* [Work required]: Find each line in the records below that contains the word "true", and copy it out.

Dataset rows describing interfaces:

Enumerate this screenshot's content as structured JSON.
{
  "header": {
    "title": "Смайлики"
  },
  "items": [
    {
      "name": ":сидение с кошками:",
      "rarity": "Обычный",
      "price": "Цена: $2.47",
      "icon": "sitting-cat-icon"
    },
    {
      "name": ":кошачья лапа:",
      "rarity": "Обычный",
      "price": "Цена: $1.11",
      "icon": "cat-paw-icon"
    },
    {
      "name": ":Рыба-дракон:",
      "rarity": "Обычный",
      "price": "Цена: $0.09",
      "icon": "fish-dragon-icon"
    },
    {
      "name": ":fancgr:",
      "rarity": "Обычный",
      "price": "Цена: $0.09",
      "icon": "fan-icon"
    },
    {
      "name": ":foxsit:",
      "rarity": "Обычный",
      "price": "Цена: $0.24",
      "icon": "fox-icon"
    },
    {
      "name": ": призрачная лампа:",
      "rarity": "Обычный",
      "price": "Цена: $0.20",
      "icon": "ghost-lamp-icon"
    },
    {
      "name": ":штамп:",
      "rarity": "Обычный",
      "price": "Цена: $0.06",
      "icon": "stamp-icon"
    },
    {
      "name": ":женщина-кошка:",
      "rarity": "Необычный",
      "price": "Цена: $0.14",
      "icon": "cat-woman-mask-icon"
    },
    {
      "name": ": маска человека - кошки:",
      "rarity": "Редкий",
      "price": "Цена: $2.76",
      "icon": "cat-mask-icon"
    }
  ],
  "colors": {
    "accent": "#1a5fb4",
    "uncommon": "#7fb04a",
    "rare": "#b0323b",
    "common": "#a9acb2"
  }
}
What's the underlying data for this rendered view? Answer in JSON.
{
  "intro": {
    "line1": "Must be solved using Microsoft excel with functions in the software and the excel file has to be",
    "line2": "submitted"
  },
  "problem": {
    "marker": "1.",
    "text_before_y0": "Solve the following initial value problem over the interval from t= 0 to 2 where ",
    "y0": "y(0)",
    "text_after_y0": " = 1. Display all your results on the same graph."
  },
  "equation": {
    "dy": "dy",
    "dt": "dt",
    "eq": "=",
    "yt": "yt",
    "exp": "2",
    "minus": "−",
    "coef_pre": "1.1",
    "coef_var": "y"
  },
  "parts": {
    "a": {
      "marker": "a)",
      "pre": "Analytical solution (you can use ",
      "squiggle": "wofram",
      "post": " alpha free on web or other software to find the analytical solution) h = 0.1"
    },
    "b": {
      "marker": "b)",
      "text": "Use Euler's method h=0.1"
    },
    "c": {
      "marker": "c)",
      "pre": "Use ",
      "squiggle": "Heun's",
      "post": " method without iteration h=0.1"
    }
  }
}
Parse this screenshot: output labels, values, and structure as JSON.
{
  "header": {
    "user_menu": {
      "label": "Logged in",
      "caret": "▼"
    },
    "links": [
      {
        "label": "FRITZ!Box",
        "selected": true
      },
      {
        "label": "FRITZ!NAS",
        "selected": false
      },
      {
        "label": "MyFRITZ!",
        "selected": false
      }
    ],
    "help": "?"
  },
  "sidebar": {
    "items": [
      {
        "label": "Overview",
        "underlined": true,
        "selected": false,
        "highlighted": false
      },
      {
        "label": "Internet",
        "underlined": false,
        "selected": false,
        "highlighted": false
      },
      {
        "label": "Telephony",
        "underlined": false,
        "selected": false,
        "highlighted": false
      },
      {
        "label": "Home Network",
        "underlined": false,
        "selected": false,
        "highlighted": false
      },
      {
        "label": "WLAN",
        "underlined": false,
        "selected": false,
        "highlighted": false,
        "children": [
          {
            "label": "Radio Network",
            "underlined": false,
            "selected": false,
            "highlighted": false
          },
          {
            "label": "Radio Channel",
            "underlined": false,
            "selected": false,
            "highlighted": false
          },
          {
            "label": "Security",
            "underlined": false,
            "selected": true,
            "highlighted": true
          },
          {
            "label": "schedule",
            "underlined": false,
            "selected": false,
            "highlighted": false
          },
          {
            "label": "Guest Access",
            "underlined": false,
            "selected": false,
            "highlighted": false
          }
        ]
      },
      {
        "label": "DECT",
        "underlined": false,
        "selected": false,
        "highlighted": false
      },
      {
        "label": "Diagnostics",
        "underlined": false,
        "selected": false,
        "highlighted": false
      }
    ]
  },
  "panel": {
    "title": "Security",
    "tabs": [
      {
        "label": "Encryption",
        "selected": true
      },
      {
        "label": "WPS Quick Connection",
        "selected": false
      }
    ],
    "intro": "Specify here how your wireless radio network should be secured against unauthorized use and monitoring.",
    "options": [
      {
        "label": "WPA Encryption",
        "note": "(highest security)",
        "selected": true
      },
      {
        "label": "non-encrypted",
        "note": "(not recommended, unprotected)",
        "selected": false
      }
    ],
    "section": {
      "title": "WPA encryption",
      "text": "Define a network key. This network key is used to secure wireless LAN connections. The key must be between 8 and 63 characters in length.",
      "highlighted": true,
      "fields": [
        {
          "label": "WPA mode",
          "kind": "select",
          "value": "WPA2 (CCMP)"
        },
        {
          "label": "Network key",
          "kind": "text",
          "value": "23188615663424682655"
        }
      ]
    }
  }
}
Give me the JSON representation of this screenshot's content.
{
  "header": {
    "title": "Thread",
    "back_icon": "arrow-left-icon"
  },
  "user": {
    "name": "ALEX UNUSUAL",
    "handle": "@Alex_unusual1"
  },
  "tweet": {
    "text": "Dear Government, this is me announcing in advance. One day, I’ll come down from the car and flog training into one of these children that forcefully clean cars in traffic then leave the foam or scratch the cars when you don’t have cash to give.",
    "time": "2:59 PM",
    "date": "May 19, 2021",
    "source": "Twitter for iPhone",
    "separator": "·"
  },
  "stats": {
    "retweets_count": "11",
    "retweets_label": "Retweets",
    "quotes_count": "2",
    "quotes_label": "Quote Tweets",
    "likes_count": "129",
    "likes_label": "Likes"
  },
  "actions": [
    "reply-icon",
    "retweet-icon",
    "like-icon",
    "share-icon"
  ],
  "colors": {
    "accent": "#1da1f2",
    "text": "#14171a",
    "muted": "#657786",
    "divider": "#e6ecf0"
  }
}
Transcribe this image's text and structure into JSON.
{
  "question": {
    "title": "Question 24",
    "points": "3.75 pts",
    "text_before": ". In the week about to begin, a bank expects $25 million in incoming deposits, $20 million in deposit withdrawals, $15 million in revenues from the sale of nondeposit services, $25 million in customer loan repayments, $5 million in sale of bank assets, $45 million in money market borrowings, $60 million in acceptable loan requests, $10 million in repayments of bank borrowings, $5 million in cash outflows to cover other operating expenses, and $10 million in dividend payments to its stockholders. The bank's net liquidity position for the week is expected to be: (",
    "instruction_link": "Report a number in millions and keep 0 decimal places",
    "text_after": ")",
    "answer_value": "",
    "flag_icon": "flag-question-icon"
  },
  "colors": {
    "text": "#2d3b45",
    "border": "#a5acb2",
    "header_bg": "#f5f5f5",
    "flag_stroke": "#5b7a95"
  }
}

* [Answer box]:
        "selected": true
        "underlined": true,
            "selected": true,
            "highlighted": true
        "selected": true
        "selected": true
      "highlighted": true,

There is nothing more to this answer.